Much more likely to develop thrombosis while flying than after injection with AstraZeneca, but that is not all
Internist Robin Peters said in Op1: “You are 100 times more likely to get thrombosis from a flight to Rhodes than from vaccination with AstraZeneca.” The chance of a form of thrombosis in an airplane is higher, but the comparison is complex.
Internist Peters made the comparison with flying to Rhodes mainly to indicate that the chance of getting thrombosis due to the AstraZeneca vaccine is very small. But is the statement true that the probability is 100 times greater? “It’s like comparing apples to oranges.”
Because the thrombosis, the blood clot, which occurs in very rare cases after vaccination with AstraZeneca, has a completely different cause. “This is a special form that is caused by an excessive reaction by the immune system”, says Hugo ten Cate, internist vascular at the Maastricht University Medical Center.
This involves the formation of specific antibodies that react with parts of the blood clotting process. This causes the number of platelets to drop dramatically. Ten Cate: “It is an aggressive form of thrombosis that arises as a result, which is very specific.”
What is thrombosis?
With thrombosis, a blood vessel becomes blocked by a blood clot. If this clot breaks loose, it can lead to a bone thrombus, pulmonary embolism, or a heart or cerebral infarction if the clot obstructs an artery. Thrombosis is one of the main causes of death in the Netherlands. One in four people in the Netherlands dies from the direct or indirect consequences.
How about flying?
Sitting in an airplane for a long time increases the risk of thrombosis. Because sitting still for a long time in a cramped position in an airplane seat can lead to such a clot. Suzanne Cannegieter, professor of clinical epidemiology at the Leiden University Medical Center, investigated the likelihood of this happening among frequent air travelers on flights that last longer than 4 hours. “1 in 4,500 people who fly for more than 4 hours will develop a thrombosis,” she says.
To what extent is the statement of internist Peters correct at Op1? However, the journey from Amsterdam to Rhodes does not take 4 hours, but 3 hours and 40 minutes. Cannegieter estimates that the chance of thrombosis is then 1 in 5 to 6000.
The rare but serious cases of thrombosis that led to the injection stop with AstraZeneca in the Netherlands are best documented in the United Kingdom. There, 20 million people have now received a vaccination from AstraZeneca. 79 people got the rare thrombosis variant.

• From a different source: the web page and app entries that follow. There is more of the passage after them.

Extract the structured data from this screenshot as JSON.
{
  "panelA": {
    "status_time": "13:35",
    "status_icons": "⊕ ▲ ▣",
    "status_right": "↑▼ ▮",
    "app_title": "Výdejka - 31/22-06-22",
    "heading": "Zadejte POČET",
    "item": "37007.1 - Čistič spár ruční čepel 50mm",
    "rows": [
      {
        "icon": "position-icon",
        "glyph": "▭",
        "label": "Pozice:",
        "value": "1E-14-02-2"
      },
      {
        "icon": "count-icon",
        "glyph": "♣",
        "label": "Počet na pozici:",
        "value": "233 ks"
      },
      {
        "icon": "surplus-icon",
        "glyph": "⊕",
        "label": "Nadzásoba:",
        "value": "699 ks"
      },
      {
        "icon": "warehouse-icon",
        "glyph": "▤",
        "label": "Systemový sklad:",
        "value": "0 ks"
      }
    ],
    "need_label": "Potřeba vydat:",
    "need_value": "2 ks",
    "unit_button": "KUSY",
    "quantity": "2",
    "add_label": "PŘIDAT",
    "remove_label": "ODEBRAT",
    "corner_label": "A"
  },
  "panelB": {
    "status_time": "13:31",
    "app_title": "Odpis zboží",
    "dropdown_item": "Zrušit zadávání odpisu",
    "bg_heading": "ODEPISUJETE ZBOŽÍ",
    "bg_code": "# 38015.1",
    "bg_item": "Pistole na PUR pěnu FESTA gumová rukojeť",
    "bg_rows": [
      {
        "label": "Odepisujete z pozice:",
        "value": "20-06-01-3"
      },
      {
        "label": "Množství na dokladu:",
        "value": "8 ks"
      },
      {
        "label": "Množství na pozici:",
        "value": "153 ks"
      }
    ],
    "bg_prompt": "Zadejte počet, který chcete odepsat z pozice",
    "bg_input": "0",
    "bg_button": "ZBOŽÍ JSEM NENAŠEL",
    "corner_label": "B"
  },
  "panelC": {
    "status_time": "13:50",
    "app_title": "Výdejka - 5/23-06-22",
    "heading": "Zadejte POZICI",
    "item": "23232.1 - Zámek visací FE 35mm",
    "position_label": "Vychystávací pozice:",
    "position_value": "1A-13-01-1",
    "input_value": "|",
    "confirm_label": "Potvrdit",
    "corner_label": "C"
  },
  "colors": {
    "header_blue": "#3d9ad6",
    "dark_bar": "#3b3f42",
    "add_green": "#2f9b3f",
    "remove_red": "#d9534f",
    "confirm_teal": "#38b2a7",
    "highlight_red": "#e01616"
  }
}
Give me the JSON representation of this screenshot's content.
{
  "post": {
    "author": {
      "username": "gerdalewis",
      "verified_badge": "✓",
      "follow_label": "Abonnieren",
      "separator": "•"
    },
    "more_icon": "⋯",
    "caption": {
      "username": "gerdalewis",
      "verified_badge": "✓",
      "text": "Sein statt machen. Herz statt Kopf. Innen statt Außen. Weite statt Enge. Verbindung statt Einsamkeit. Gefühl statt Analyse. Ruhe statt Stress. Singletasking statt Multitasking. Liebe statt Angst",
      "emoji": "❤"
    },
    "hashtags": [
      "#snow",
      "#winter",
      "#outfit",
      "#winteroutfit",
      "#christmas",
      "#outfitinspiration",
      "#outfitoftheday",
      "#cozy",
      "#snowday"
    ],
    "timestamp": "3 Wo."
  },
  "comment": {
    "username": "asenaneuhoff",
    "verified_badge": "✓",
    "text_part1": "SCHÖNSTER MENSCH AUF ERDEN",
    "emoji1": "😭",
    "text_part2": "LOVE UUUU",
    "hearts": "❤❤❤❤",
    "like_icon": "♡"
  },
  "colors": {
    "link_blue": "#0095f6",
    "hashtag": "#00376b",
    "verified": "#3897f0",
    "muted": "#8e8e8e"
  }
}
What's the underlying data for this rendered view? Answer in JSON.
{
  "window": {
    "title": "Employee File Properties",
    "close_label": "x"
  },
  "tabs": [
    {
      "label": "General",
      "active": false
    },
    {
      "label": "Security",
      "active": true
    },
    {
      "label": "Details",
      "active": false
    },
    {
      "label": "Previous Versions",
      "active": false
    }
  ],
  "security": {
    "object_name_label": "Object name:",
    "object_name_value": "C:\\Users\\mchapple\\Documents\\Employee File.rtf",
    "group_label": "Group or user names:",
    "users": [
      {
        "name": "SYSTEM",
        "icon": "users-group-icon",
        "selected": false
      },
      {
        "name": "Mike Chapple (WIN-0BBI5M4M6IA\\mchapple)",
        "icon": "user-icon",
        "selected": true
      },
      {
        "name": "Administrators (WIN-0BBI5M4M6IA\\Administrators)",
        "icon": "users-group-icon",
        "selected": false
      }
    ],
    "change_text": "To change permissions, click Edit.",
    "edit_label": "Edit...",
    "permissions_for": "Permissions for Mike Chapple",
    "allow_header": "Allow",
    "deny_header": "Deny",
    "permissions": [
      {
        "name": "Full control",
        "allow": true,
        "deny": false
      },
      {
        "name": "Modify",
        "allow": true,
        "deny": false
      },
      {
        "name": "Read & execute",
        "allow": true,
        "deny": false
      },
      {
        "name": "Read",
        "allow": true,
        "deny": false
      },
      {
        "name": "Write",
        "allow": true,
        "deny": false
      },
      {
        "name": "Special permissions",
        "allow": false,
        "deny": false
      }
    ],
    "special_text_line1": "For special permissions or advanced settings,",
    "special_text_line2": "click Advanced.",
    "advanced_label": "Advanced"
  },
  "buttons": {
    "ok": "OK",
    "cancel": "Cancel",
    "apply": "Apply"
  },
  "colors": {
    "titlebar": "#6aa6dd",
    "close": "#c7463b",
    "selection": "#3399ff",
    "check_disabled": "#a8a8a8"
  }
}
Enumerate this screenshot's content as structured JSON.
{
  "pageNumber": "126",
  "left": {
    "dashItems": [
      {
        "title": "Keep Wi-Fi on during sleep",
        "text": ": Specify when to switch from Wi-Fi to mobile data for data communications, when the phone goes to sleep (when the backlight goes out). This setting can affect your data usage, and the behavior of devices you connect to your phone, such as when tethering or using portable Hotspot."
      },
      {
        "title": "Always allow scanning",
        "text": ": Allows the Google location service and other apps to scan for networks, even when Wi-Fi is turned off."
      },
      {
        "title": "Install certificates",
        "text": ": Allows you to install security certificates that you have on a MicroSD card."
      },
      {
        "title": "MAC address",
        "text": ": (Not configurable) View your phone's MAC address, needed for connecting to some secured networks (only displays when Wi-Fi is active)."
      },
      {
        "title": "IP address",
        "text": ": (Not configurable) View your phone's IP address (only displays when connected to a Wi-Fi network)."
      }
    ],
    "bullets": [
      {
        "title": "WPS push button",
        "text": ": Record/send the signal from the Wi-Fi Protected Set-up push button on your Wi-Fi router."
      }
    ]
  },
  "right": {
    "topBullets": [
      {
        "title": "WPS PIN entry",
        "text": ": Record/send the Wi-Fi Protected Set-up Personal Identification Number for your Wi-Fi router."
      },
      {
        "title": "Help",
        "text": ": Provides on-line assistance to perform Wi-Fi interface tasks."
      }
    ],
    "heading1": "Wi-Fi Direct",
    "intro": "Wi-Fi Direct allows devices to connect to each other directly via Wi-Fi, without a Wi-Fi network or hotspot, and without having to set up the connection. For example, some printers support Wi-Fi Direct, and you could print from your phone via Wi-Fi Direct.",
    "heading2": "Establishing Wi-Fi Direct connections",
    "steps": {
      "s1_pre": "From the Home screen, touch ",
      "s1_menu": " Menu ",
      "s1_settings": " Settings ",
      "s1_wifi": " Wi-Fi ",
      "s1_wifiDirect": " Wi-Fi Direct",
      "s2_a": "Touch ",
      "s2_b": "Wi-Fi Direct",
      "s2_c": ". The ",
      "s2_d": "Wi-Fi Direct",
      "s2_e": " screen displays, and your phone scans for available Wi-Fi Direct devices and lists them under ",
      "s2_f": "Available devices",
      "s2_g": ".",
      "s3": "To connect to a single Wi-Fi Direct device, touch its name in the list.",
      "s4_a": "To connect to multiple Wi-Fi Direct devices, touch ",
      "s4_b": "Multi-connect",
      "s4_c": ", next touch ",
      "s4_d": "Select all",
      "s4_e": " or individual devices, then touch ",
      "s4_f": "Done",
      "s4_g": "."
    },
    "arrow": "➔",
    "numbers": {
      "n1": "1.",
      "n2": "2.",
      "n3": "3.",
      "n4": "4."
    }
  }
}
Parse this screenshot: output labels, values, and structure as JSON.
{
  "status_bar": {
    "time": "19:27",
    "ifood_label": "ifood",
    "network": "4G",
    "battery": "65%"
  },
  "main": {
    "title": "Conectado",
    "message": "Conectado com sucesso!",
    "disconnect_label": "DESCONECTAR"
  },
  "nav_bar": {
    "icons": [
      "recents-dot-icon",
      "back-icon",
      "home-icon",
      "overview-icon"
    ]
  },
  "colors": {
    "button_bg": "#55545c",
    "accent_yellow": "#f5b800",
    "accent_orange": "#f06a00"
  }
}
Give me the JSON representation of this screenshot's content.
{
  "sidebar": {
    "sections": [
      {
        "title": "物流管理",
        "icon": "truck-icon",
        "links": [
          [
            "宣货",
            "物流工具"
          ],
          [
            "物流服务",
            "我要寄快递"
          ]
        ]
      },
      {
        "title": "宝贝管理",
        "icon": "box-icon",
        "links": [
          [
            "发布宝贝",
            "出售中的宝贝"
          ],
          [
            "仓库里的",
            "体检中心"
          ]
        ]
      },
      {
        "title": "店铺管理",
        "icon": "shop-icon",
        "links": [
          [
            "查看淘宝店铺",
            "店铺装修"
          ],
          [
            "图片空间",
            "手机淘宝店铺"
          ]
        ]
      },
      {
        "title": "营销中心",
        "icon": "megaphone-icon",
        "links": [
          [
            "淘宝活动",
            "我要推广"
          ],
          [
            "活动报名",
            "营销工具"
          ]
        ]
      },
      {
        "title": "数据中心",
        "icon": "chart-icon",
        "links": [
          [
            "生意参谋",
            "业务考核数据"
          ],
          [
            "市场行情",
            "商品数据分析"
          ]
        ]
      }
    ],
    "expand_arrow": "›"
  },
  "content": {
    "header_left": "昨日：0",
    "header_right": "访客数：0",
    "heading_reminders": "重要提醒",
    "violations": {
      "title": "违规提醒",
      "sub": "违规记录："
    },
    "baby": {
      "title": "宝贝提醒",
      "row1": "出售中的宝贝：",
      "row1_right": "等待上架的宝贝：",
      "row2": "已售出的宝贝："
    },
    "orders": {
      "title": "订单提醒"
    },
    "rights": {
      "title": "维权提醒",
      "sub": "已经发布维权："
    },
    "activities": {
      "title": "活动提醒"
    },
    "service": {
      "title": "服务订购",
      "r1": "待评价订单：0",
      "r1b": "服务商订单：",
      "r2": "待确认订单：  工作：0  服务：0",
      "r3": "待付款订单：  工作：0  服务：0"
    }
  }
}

That means that the chance that you will get that rare form of thrombosis is 1 in 253,165.
If we assume a chance of 1 in 5,500 of contracting thrombosis on the plane, and you compare that with the chance of developing thrombosis after an injection with Astra Zeneca, then the chance is not 100, but 46 times as high as contract thrombosis during the flight Amsterdam-Rhodos. But, says Hugo ten Cate, a vascular internist at the Maastricht University Medical Center, then you compare apples with pears: “I think you should start juggling numbers like that. I think it’s a nonsense comparison.”